Other analysts point out the party faces a dilemma in terms of public perception: Go too easy on Gu, and it could be taken as yet more evidence that powerful figures get an easy ride. Come down hard, and it could look like a political vendetta.
The timing of the announcement may have been intended to avoid too much public attention to any aspect of the case. From Keith Richburg at The Washington Post:
One analyst of China’s elite politics, Cheng Li of the Brookings Institution in Washington, noted that the timing of Thursday’s announcement, just 24 hours before the opening of the London Olympics, would likely mean less public attention would be paid to the development here in China, where Bo maintains some popular support, and also in Britain, Heywood’s native country.
The timing “will likely reduce some of the coverage internationally,” Li said, as well as among China’s active microblogging community. “Maybe 75 percent of the netizens will be turning to TV to look at the Olympics,” he said.
But a Global Times editorial suggested that public attention to Gu’s trial should actually be encouraged:
[…] A trial held according to law will strengthen the Chinese people’s confidence in the country’s legal system.
[…] Legal departments should disclose enough information regarding the trial to satisfy the public’s demands. The more details are revealed, the more it will help build public confidence in China’s legal framework.
It will be a landmark trial. So far, it has sent a message to society that nobody, regardless of his or her status and power, can be exempt from punishment if he or she behaves unscrupulously, especially if he harms another person’s life.

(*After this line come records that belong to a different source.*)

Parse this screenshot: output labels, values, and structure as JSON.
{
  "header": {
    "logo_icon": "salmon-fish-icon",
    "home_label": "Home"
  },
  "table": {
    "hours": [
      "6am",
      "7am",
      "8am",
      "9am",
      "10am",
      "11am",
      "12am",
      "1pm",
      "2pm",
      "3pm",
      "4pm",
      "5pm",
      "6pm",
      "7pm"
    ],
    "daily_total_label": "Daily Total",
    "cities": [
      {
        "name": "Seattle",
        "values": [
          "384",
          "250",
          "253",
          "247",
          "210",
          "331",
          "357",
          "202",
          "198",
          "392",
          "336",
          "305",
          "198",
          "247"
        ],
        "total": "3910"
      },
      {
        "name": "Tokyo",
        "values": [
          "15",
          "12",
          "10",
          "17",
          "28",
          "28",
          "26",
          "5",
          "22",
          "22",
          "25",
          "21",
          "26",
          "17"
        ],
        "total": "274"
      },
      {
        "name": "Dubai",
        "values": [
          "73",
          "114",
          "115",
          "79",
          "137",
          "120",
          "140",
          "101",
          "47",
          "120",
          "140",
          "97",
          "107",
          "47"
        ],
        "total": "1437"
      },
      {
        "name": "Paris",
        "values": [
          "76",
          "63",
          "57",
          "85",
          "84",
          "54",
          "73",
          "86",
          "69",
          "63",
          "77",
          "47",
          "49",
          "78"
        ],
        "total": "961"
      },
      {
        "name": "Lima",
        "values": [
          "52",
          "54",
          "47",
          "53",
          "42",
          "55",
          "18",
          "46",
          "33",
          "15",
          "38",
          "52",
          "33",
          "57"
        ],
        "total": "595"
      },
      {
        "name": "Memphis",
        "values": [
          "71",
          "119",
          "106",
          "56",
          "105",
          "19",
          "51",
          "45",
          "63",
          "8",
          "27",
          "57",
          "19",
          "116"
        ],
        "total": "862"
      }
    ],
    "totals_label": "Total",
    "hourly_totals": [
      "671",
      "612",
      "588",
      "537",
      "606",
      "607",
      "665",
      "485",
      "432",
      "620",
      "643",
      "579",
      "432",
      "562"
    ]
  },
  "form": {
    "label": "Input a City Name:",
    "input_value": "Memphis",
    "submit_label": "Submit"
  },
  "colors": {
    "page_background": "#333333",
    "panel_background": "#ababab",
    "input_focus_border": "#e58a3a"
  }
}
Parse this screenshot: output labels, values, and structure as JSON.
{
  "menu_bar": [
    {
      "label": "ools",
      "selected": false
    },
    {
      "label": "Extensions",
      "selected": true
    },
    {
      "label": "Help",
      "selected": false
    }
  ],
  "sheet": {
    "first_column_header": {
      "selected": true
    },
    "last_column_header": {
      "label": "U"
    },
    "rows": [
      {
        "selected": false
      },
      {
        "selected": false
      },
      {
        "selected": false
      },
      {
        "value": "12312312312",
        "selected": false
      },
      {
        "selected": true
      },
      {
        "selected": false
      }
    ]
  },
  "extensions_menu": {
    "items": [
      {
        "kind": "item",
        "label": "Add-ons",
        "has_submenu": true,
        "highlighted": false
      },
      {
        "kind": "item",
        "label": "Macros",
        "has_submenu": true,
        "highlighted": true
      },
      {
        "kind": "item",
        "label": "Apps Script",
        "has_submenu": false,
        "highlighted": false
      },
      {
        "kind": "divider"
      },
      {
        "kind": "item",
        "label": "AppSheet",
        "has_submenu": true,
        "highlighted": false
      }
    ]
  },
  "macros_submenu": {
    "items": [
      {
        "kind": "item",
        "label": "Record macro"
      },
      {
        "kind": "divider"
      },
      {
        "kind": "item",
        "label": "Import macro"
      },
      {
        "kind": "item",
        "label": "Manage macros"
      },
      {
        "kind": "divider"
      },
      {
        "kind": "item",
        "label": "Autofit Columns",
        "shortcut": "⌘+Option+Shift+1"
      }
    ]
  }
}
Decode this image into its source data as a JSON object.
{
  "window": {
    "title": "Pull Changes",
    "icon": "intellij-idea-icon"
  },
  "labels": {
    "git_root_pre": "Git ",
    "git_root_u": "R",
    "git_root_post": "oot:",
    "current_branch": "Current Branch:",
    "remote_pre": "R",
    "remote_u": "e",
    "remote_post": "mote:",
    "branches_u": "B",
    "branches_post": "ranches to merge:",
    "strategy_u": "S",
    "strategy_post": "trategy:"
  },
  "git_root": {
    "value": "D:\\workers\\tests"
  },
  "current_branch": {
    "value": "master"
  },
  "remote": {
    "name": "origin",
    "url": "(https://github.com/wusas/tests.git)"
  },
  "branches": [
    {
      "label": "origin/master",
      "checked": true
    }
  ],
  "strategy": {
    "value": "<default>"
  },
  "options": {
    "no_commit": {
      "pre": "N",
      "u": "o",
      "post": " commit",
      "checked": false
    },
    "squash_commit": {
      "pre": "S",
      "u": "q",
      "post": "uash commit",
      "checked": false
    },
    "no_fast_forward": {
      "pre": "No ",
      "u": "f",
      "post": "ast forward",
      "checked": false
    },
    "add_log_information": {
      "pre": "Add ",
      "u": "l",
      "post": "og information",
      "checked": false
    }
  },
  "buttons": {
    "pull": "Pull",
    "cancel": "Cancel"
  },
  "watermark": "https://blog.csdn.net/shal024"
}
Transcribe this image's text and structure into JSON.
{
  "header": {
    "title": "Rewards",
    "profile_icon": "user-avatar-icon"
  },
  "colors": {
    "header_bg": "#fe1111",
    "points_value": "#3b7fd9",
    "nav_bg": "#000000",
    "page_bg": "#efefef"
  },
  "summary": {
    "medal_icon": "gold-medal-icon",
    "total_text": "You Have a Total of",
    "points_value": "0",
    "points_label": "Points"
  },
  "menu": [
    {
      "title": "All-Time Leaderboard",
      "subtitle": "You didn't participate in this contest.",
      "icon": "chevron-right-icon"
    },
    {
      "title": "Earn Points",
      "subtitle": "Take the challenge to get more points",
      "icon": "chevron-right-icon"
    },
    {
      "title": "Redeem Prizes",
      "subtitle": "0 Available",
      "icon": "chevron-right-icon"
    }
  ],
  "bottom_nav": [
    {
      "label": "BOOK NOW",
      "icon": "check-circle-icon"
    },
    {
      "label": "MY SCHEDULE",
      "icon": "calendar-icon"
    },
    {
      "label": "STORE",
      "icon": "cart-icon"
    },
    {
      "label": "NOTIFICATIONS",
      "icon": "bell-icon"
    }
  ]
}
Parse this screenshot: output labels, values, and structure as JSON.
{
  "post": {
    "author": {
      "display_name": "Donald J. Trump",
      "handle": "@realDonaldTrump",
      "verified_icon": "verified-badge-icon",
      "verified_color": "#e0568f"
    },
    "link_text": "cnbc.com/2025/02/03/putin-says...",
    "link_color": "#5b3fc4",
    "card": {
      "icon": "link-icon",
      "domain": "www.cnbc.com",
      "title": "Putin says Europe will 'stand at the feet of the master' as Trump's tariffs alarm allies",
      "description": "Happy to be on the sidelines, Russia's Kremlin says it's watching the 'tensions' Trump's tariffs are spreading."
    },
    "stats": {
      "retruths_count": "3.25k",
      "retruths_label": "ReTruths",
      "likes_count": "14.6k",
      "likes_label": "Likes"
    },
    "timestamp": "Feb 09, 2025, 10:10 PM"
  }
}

The obstruction of the family’s choice of lawyers and the fact that state media have already declared the evidence to be “irrefutable and substantial” (see above) suggest that the legal proceedings may in fact be less than exemplary. Suspicions are rife that the prosecution has become a political tool. From Andrew Jacobs at The New York Times:
Although no one has presented any compelling evidence to rebut the official narrative that Ms. Gu, 53, played a role in the death of the businessman, many wonder if party leaders are using her case to deflect public disgust over the kind of corruption and abuse of power that critics say was embodied by her husband. Mr. Bo, who was suspended last April from the Politburo and has not been heard from since, has so far remained in a parallel justice system reserved for the party elite. His fate was not mentioned in the brief statement announcing his wife’s trial.
“Throughout Chinese history, whenever there’s a political struggle, whenever someone has to fall, they blame the wife,” said Hung Huang, the publisher of a fashion magazine whose own mother, Mao Zedong’s former English tutor, spent two years under house arrest after she was accused of collaborating with the Gang of Four.
Chinese history is sprinkled with tales of cunning women whose outsize ambitions led them — and sometimes the men in their lives — to ruination. Jiang Qing, Mao’s wife, took much of the blame for the calamitous decade of the Cultural Revolution, a point driven home in a televised show trial that electrified the nation. And Chinese schoolchildren can readily recite the crimes of Empress Dowager Cixi, who is portrayed as a rapacious, homicidal leader whose machinations helped topple the Qing dynasty.